What’s In Your Hair Care?
It's important for professional hair stylists, and the general public, to pay attention to what is in personal care products. A number of considerations come into play for me regarding the ingredients in the products that we use every day, with just a couple of them being:
1) What are these chemicals? Most of which I have trouble pronouncing anyway, let alone what they are or what they do.
2) What impact do they have on human health and the environment?
I have to admit as a professional hairstylist for almost thirty years I am still a bit perplexed and suspicious as to what we are using as professionals and recommending to our guests. I am committed to providing recommendations and using, to the best of my knowledge and ability, the cleanest, most environmentally friendly and healthiest products available.
Two decades ago I decided to do just that as I began to experience for myself and others dermatitis from the daily use of professional hair care products in the salon. So I have been using several professional brands that meet that criteria ever since.
I believe that consumer demands and purchasing behaviour will determine what manufacturers make available.
It's my understanding that a handful of global companies control both the raw materials and the manufacturing of hair care/personal care products. Therefore this should not be a difficult area to inject consumer influence so that manufacturers develop more people and planet-friendly products.
In recent weeks, Health Canada has recalled 1.5 million dry shampoo products from Unilever, a major global player of many popular brands. The problem is that these products contain benzene, a known cancer-causing carcinogen when exposed to at low levels over a long period of time.

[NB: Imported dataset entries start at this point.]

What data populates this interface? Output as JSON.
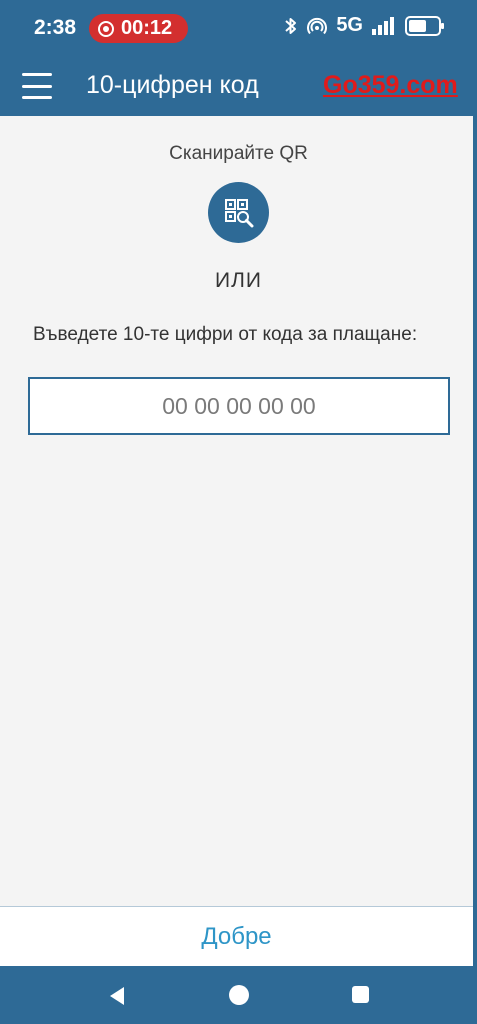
{
  "status_bar": {
    "time": "2:38",
    "recording_timer": "00:12",
    "network": "5G",
    "icons": [
      "bluetooth-icon",
      "hotspot-icon",
      "signal-icon",
      "battery-icon"
    ]
  },
  "app_bar": {
    "title": "10-цифрен код",
    "watermark": "Go359.com"
  },
  "main": {
    "scan_label": "Сканирайте QR",
    "qr_button_icon": "qr-scan-icon",
    "or_label": "ИЛИ",
    "prompt": "Въведете 10-те цифри от кода за плащане:",
    "code_input": {
      "value": "",
      "placeholder": "00 00 00 00 00"
    }
  },
  "footer": {
    "ok_label": "Добре"
  },
  "nav_bar": {
    "icons": [
      "back-icon",
      "home-icon",
      "recents-icon"
    ]
  },
  "colors": {
    "primary": "#2e6a96",
    "accent_link": "#2e95c7",
    "record_badge": "#d32f2f",
    "watermark": "#e01b1b",
    "background": "#f4f4f4"
  }
}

Not great news for hairstylists! Benzene is a sweet-smelling, colourless, or light yellow-coloured liquid. It can enter the body through inhalation, orally or through the skin.
This is but one example that not only makes me nervous but also suspicious as to what I stated earlier: what are we really using and what are the effects?
Here is what we do know! The dirty dozen is listed with a brief description and usage by the David Suzuki Foundation.